): BKLN is the world's first and only ETF that seeks investment
results that generally correspond to the price and yield
performance of the S&P/LSTA U.S. Leveraged Loan 100
This is a great diversification and hedge against rising
rates, due to the interest-rate reset every 45 days and the
negative correlation to U.S. Treasury and U.S. Aggregates. These
loans are senior in the capital structure, only subordinated to
the U.S. government claims and generally feature more restrictive
covenants. They are first lien collateralized with accounts
receivables, inventory, plant machinery and equipment. This has
resulted in lower default rates and higher recovery rates than
Currently, the global macro environment is slowing due to
continued global austerity and deleveraging, which is
deflationary, and central bank printing, which is inflationary.
BKLN is a good way to get a 5% yield, while participating in a
pool of loans that are trading at a 5% discount to par, or face
value.
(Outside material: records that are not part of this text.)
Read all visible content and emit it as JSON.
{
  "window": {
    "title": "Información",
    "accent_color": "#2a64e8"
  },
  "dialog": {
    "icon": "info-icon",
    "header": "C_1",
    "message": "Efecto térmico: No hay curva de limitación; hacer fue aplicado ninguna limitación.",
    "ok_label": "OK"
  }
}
By contrast, high yield is trading at a premium to
High yield is yielding 200 basis points above BKLN but has
credit and interest-rate risk. BKLN only has credit risk. In
2008, the senior loan market got hit hard as the first phase of
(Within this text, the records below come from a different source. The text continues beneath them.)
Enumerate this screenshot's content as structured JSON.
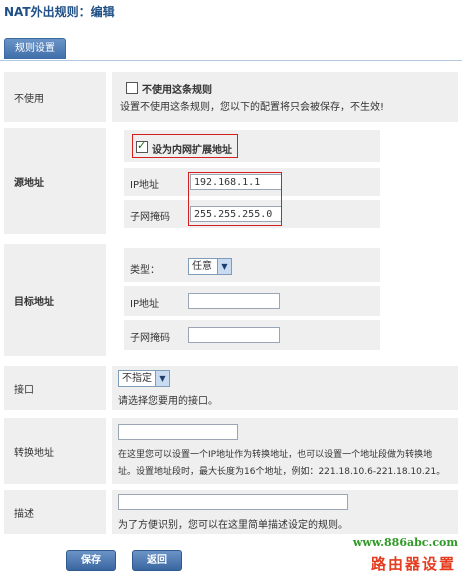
{
  "page": {
    "title": "NAT外出规则：编辑"
  },
  "tab": {
    "label": "规则设置"
  },
  "disable": {
    "label": "不使用",
    "checkbox_label": "不使用这条规则",
    "hint": "设置不使用这条规则，您以下的配置将只会被保存，不生效!"
  },
  "source": {
    "label": "源地址",
    "checkbox_label": "设为内网扩展地址",
    "ip_label": "IP地址",
    "ip_value": "192.168.1.1",
    "mask_label": "子网掩码",
    "mask_value": "255.255.255.0"
  },
  "target": {
    "label": "目标地址",
    "type_label": "类型：",
    "type_value": "任意",
    "ip_label": "IP地址",
    "mask_label": "子网掩码"
  },
  "iface": {
    "label": "接口",
    "select_value": "不指定",
    "hint": "请选择您要用的接口。"
  },
  "translate": {
    "label": "转换地址",
    "hint_line1": "在这里您可以设置一个IP地址作为转换地址，也可以设置一个地址段做为转换地",
    "hint_line2": "址。设置地址段时，最大长度为16个地址，例如：221.18.10.6-221.18.10.21。"
  },
  "desc": {
    "label": "描述",
    "hint": "为了方便识别，您可以在这里简单描述设定的规则。"
  },
  "buttons": {
    "save": "保存",
    "back": "返回"
  },
  "watermark": {
    "url": "www.886abc.com",
    "text": "路由器设置"
  },
  "colors": {
    "accent": "#3f6ea8",
    "highlight": "#d62020",
    "row_bg": "#efefef"
  }
}
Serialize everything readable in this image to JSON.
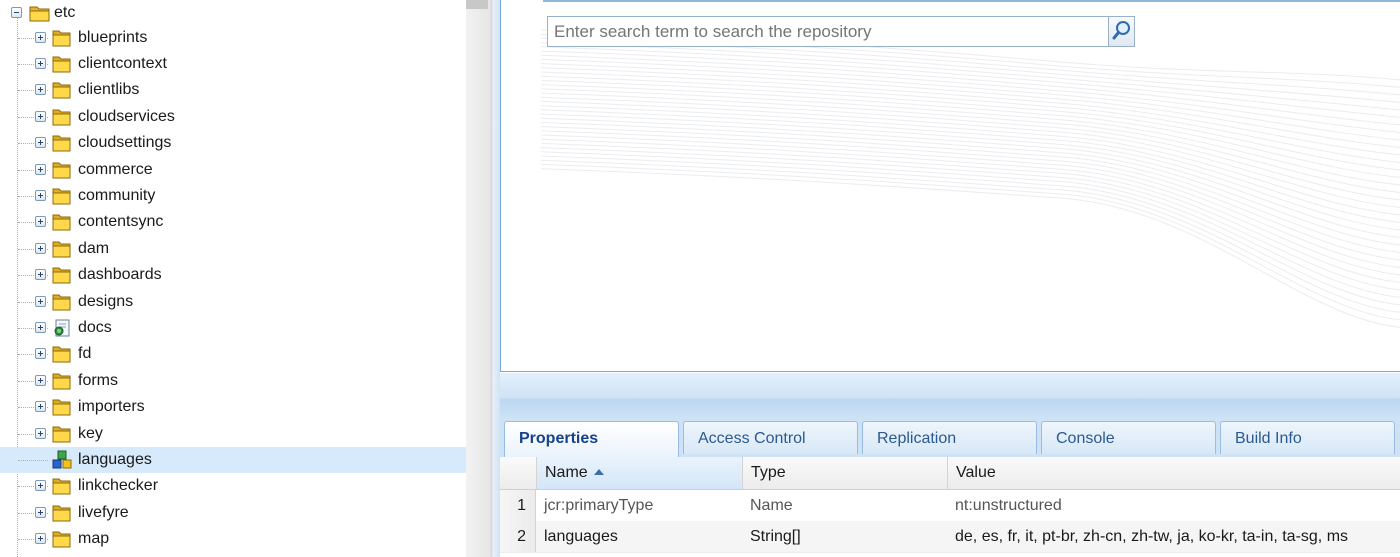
{
  "tree": {
    "root_label": "etc",
    "items": [
      {
        "label": "blueprints",
        "icon": "folder-icon",
        "expander": "plus"
      },
      {
        "label": "clientcontext",
        "icon": "folder-icon",
        "expander": "plus"
      },
      {
        "label": "clientlibs",
        "icon": "folder-icon",
        "expander": "plus"
      },
      {
        "label": "cloudservices",
        "icon": "folder-icon",
        "expander": "plus"
      },
      {
        "label": "cloudsettings",
        "icon": "folder-icon",
        "expander": "plus"
      },
      {
        "label": "commerce",
        "icon": "folder-icon",
        "expander": "plus"
      },
      {
        "label": "community",
        "icon": "folder-icon",
        "expander": "plus"
      },
      {
        "label": "contentsync",
        "icon": "folder-icon",
        "expander": "plus"
      },
      {
        "label": "dam",
        "icon": "folder-icon",
        "expander": "plus"
      },
      {
        "label": "dashboards",
        "icon": "folder-icon",
        "expander": "plus"
      },
      {
        "label": "designs",
        "icon": "folder-icon",
        "expander": "plus"
      },
      {
        "label": "docs",
        "icon": "document-page-icon",
        "expander": "plus"
      },
      {
        "label": "fd",
        "icon": "folder-icon",
        "expander": "plus"
      },
      {
        "label": "forms",
        "icon": "folder-icon",
        "expander": "plus"
      },
      {
        "label": "importers",
        "icon": "folder-icon",
        "expander": "plus"
      },
      {
        "label": "key",
        "icon": "folder-icon",
        "expander": "plus"
      },
      {
        "label": "languages",
        "icon": "node-cubes-icon",
        "expander": "none",
        "selected": true
      },
      {
        "label": "linkchecker",
        "icon": "folder-icon",
        "expander": "plus"
      },
      {
        "label": "livefyre",
        "icon": "folder-icon",
        "expander": "plus"
      },
      {
        "label": "map",
        "icon": "folder-icon",
        "expander": "plus"
      }
    ]
  },
  "search": {
    "placeholder": "Enter search term to search the repository",
    "button_icon": "magnifier-icon"
  },
  "tabs": [
    {
      "label": "Properties",
      "active": true
    },
    {
      "label": "Access Control"
    },
    {
      "label": "Replication"
    },
    {
      "label": "Console"
    },
    {
      "label": "Build Info"
    }
  ],
  "grid": {
    "columns": {
      "name": "Name",
      "type": "Type",
      "value": "Value"
    },
    "sort": "ascending",
    "rows": [
      {
        "num": "1",
        "name": "jcr:primaryType",
        "type": "Name",
        "value": "nt:unstructured"
      },
      {
        "num": "2",
        "name": "languages",
        "type": "String[]",
        "value": "de, es, fr, it, pt-br, zh-cn, zh-tw, ja, ko-kr, ta-in, ta-sg, ms"
      }
    ]
  },
  "colors": {
    "accent": "#15428b",
    "selected_row": "#d6eafc",
    "folder": "#f1c232",
    "border": "#99bbe8"
  }
}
deleveraging took place, including a lot of leverage in the funds
that bought senior loans that had to be un-wound.
In a further economic slowdown, BKLN will go down, but high
yield will probably go down further due to its subordinated
position in the capital structure and lack of first-lien
collateral. During May 2012, BKLN declined 1.5% vs. the S&P
500's decline of 6%.
Roger J. Schreiner, president and CIO of Schreiner
Capital Management in Exton, Penn., with $75 million in
IShares Barclays 1-3 Year Treasury Bond (
),3-7 Year Treasury Bond (
),7-10 Year Treasury Bond (IEF),20+ Year Treasury Bond
(TLT),iShares Barclays MBS Bond (MBB),iShares iBoxx $ Investment
Grade Corp Bond (LQD),PowerShares Emerging Markets Sovereign Debt
(PCY) andSPDR Dow Jones REIT (RWR):
For now the technicals are mixed, suggesting that we are
entering a "risk-off" environment.
We have very low allocations to equities right. No one knows
what the second half of 2012 will bring, but the probabilities
suggest that the market will muddle through as the global economy
struggles to work through all of the issues at hand.
Our core global macro strategy has its largest positions in
domestic fixed-income funds like SHY, IEI, IEF, TLT, MBB and LQD.
Interest rates may continue to fall as investors everywhere have
shown no willingness to be anything but extremely risk averse.
Capital will continue to flow away from the eurozone as the
crisis there drags on and investors seek relative safety.
We also have positions in PCY and RWR. Both of these sectors
have been trending higher since their bottom in 2009. These
positions provide a degree of noncorrelation and diversification
in our clients' portfolios.